    • Bruce in Kansas

      This is the problem when such a tiny fraction of the population serves. Only three of ten 18-year-olds meet eligibility to serve in the armed forces; the others either have a criminal record, drug use, no HS diploma, or are not physically fit enough. So recruiters compete with colleges and employers for that 30 percent. A racial variance may reflect colleges taking in disproportionate ratio of whites. Martha and the WSJ article clearly made the distinction between the force as a whole and branch specialties such as special forces, infantry, armor, and transportation, ordnance and signal. In the US Army, blacks and hispanics are traditionally underrepresented in the three former branches and overrepresented in the latter. Perhaps you should examine casualty rates. or better yet realize the comparison, while interesting, the statistical data contain far too many differing variables to withstand the scrutiny of research methods.

      • Julia Smucker

        This is what I mean about the debatability of interpreting statistics. We can all read the data however we want to see it, through the lens of our preferred sources, to justify our preferred forms of violence.

  • brettsalkeld

    “Too much of public discourse surrounding these issues ends up devolving into arguments around how we can justify our defense of certain forms of violence, even when none of us really wants the situations that lead to them to occur in the first place.”

    AMEN!

    And may I add that it seems to me that this unfortunate habit stems from the preposterous notion that we must defend the party we vote for.
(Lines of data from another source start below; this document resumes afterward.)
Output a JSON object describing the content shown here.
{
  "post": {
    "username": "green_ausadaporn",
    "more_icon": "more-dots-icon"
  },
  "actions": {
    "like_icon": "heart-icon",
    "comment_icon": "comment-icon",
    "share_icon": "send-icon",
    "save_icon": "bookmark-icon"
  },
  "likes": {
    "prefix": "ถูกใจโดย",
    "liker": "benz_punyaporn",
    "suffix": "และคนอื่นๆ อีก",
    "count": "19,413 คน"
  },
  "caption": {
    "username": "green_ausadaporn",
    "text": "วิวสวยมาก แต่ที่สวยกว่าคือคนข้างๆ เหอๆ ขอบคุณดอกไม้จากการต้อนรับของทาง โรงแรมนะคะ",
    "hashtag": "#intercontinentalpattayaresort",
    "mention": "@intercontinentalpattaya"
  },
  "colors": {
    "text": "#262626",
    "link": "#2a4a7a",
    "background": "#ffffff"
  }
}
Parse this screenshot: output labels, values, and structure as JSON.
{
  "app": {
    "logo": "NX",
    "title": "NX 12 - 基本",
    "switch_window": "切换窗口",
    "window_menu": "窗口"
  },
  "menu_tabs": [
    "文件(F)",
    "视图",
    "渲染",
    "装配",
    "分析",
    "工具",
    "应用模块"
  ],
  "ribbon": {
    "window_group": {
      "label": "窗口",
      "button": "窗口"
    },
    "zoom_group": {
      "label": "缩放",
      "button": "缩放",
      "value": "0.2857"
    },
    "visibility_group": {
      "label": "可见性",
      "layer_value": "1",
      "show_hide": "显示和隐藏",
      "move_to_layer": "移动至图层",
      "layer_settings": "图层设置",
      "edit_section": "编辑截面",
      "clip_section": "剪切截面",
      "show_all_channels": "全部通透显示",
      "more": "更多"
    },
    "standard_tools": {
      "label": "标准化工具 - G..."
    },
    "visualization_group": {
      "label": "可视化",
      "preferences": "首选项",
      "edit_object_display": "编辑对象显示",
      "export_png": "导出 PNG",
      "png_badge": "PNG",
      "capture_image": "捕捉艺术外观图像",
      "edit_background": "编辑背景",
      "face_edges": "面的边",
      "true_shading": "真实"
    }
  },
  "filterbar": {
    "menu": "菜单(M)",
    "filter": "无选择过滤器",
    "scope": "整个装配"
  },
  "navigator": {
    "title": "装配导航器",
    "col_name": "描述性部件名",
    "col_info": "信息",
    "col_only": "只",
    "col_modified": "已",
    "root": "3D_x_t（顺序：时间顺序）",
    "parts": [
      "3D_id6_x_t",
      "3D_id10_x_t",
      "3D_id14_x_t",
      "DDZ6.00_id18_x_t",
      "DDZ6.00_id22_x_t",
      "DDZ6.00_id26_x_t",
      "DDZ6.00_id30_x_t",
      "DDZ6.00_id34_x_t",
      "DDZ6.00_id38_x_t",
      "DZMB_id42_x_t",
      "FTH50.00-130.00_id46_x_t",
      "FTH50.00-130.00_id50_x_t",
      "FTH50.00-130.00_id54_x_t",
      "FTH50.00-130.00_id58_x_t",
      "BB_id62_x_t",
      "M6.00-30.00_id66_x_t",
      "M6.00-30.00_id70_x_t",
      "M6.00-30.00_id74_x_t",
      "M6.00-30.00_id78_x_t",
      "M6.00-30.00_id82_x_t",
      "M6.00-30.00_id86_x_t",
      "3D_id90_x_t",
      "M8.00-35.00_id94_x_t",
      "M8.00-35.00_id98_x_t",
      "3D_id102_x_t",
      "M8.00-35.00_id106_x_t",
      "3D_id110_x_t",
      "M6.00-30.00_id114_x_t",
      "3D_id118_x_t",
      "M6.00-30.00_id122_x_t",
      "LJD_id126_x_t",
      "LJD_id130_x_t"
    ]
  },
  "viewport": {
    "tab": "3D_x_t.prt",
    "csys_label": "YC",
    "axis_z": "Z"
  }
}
The only way for Catholics to change the political options in the United States is to vote (whether for the Republicans, Democrats or a third party) and then publically bewail the fact that they were forced into such terrible options. I can appreciate a Catholic feeling like he or she had to vote for someone like Santorum given the other options out there. I cannot understand how anyone can pretend Santorum is anything approaching what an ideal Catholic candidate should look like. As long as we continue to give out free passes to people just because they are better than the alternative, we are captives of an evil, murderous system.

    • I suspect that this habit stems at least in part as an otherwise laudable desire to avoid appealing to ragion di Stato to justify morally indefensible actions by and for the state on the grounds that they promote the common good. Since that view is worrisome, we tell ourselves that we have not and do not subscribe to it. It is a short walk, then, to convince ourselves that the candidate or party whom we support does not support these kinds of policies, or at least not in an indefensible way.

  • brettsalkeld

    “Too much of public discourse surrounding these issues ends up devolving into arguments around how we can justify our defense of certain forms of violence, even when none of us really wants the situations that lead to them to occur in the first place.”

    AMEN!

    And may I add that it seems to me that this unfortunate habit stems from the preposterous notion that we must defend the party we vote for. The only way for Catholics to change the political options in the United States is to vote (whether for the Republicans, Democrats or a third party) and then publically bewail the fact that they were forced into such terrible options. I can appreciate a Catholic feeling like he or she had to vote for someone like Santorum given the other options out there. I cannot understand how anyone can pretend Santorum is anything approaching what an ideal Catholic candidate should look like. As long as we continue to give out free passes to people just because they are better than the alternative, we are captives of an evil, murderous system.

    • I suspect that this habit stems at least in part as an otherwise laudable desire to avoid appealing to ragion di Stato to justify morally indefensible actions by and for the state on the grounds that they promote the common good. Since that view is worrisome, we tell ourselves that we have not and do not subscribe to it. It is a short walk, then, to convince ourselves that the candidate or party whom we support does not support these kinds of policies, or at least not in an indefensible way.